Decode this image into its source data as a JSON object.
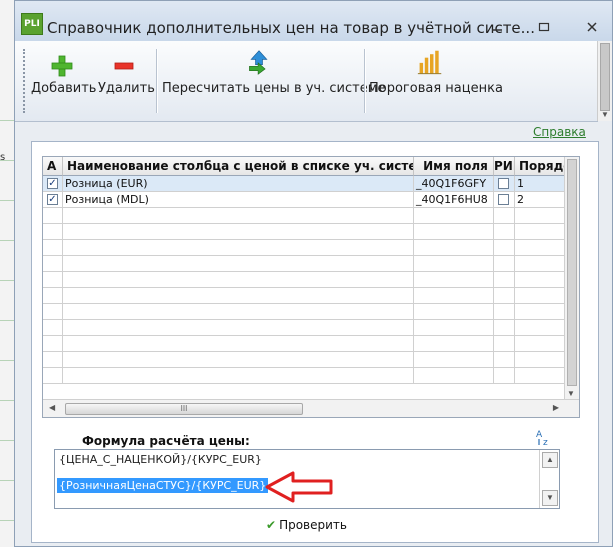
{
  "window": {
    "title": "Справочник дополнительных цен на товар в учётной систе...",
    "icon_label": "PLI",
    "minimize_icon": "minimize-icon",
    "maximize_icon": "maximize-icon",
    "close_icon": "close-icon"
  },
  "background": {
    "cell_text": "s"
  },
  "toolbar": {
    "add_label": "Добавить",
    "delete_label": "Удалить",
    "recalc_label": "Пересчитать цены в уч. системе",
    "threshold_label": "Пороговая наценка",
    "icons": [
      "plus-icon",
      "minus-icon",
      "recalc-icon",
      "bar-chart-icon"
    ]
  },
  "help_link": "Справка",
  "grid": {
    "headers": [
      "А",
      "Наименование столбца с ценой в списке уч. системы",
      "Имя поля",
      "РИЦ",
      "Порядо"
    ],
    "rows": [
      {
        "active": true,
        "name": "Розница (EUR)",
        "field": "_40Q1F6GFY",
        "ric": false,
        "order": "1"
      },
      {
        "active": true,
        "name": "Розница (MDL)",
        "field": "_40Q1F6HU8",
        "ric": false,
        "order": "2"
      }
    ],
    "scroll_thumb_label": "III"
  },
  "formula": {
    "label": "Формула расчёта цены:",
    "line1": "{ЦЕНА_С_НАЦЕНКОЙ}/{КУРС_EUR}",
    "line2_selected": "{РозничнаяЦенаСТУС}/{КУРС_EUR}"
  },
  "verify_label": "Проверить",
  "colors": {
    "accent_link": "#2d7d2d",
    "selection": "#3399ff",
    "annotation_arrow": "#e02020"
  }
}
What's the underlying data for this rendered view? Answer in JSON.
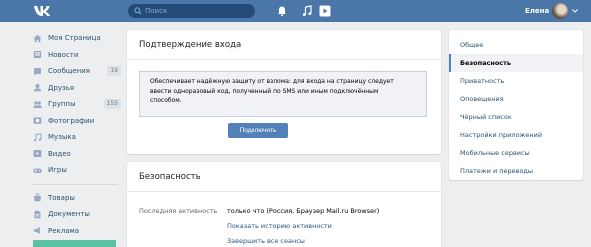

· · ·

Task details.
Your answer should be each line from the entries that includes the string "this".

Final answer.
Decode this image into its source data as a JSON object.
What's the underlying data for this rendered view? Answer in JSON.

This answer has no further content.